The way you speak matters.
If you don’t sound like you expect respect, you might not get it.
Fortunately, you don’t need to be a natural leader to speak with authority, or the king of self-esteem to speak with confidence. With a little practice, anyone can begin to speak with authority and confidence.
Don’t believe me? Just keep reading
Authority and Confidence
Authority and confidence are the two tones that inspire respect. Although some people use them interchangeably, they are different.
Authority refers to the tone you use when you actually have authority over someone and you want to inspire obedience. Picture a general giving a command
Confidence refers to the tone you use when you don’t have authority over someone, but you still want to inspire respect. Picture someone explaining an idea they strongly believe in.
We’re going to start by learning how to speak with authority, because speaking with confidence is basically just speaking with authority but 50% less intense.
Got it? Awesome — let’s keep going.
The Power Of The Pause
To begin speaking with authority, add deliberate pauses to your sentences.
For short sentences, add one pause at the halfway point. For longer sentences, add two pauses at the 1/3 and 2/3 mark.
If you’re going to tell someone “Back off”, add a pause. Say “Back, off” (notice the comma).

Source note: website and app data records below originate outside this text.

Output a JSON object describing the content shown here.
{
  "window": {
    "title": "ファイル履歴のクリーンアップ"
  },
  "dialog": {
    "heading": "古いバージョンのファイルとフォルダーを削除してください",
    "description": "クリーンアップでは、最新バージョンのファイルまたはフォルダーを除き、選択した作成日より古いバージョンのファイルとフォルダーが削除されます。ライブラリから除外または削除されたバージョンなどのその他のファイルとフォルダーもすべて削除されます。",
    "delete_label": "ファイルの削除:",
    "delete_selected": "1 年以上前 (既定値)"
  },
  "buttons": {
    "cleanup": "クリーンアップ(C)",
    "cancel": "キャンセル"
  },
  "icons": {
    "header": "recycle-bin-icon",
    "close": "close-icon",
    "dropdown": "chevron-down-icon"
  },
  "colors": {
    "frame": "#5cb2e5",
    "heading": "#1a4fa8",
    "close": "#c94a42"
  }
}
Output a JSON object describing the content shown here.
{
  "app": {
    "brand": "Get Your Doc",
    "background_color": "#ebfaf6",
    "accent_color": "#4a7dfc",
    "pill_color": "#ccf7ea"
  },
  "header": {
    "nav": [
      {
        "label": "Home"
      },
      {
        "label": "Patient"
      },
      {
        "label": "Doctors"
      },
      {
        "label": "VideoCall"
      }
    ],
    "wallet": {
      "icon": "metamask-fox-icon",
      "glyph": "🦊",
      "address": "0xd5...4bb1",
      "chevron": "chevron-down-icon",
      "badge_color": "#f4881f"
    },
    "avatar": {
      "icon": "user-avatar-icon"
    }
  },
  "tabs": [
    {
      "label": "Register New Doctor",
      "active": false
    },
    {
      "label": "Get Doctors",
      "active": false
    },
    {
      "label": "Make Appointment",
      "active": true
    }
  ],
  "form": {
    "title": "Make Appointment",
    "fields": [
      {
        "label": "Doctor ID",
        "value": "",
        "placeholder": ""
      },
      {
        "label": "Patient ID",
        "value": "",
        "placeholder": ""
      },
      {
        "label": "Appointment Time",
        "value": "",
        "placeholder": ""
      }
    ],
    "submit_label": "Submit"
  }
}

If you’re going to say “Sit down right now”, say “Sit down, right now.”
If you’re going to say “You need to behave and apologize to your sister” you would say “You need to behave, and apologize, to your sister.
Here’s an example of what the pauses sound like. I’m not adding anything else yet, just pauses. So it won’t sound authoritative yet — but we’re getting there.
Try it now. Say those sentences out loud, with pauses and without. Get a feel for when the pauses should naturally appear.
We’re not done yet. Next, we need to add emphasis.
When you are speaking with authority, all of your words should be a little more emphasized. However (and this is key) the last word before a pause should be doubly emphasized. So instead of saying “You need, to sit down” you should say “You need, to sit down.”
Don’t confuse emphasis with anger. Stay calm, and don’t raise your voice. You want to add force to your words, not volume. If you don’t sound in control of yourself, people will not respect you.
Need an example? Here’s a recording of me speaking first without authority, then with authority (proper emphasis and pauses.) Notice how I don’t sound angry or loud — just firm. Also notice how the last word before each pause gets extra emphasis.
Make sure that you are also going down in pitch on this final word, rather than up in pitch. If you go up in pitch, it will sound like a question, and you don’t want that.
Here’s another example, first of me moving my pitch up at the end of the sentence, and a second with the pitch moved down. Notice how when the pitch moves up, it makes me sound more whiny and questioning.
Speaking With Confidence
Of course, you only want to speak with authority when you actually have authority. If you start ordering your friends around, you will soon find yourself without friends. (However, note that if anyone — even a friend — is not respecting your boundaries, you should use a tone of authority to tell them to back off.)
Fortunately, it’s easy to use this tone to signal confidence instead of authority. Just reduce the intensity about 50%. In other words, keep the pauses, but make your emphasis about 50% lighter.
You’ll want to practice this a little until it sounds natural. I recommend recording your voice and listening to yourself to see how you sound. With a bit of practice, you’ll find it easy to switch between a tone of authority and a tone of confidence.
Here’s an example of me speaking without confidence, and then with friendly confidence (but not authority). You should be able to hear slight emphasis, but not as much as when I was speaking with authority.
Confidence And Authority In Everyday Life
There you have it!
You now know how to speak with authority, and with confidence.
Practice makes perfect, of course, so spend some time in front of a recorder until you feel sure that you are able to create the correct pauses and emphasis. If you have a friend or family member that you trust, you might even want to practice with them.
But however you practice, over time you’ll become more and more able to speak with authority and confidence. Your tone will tell others that you expect respect — and you’ll receive more respect as a result.
It’s as simple as that.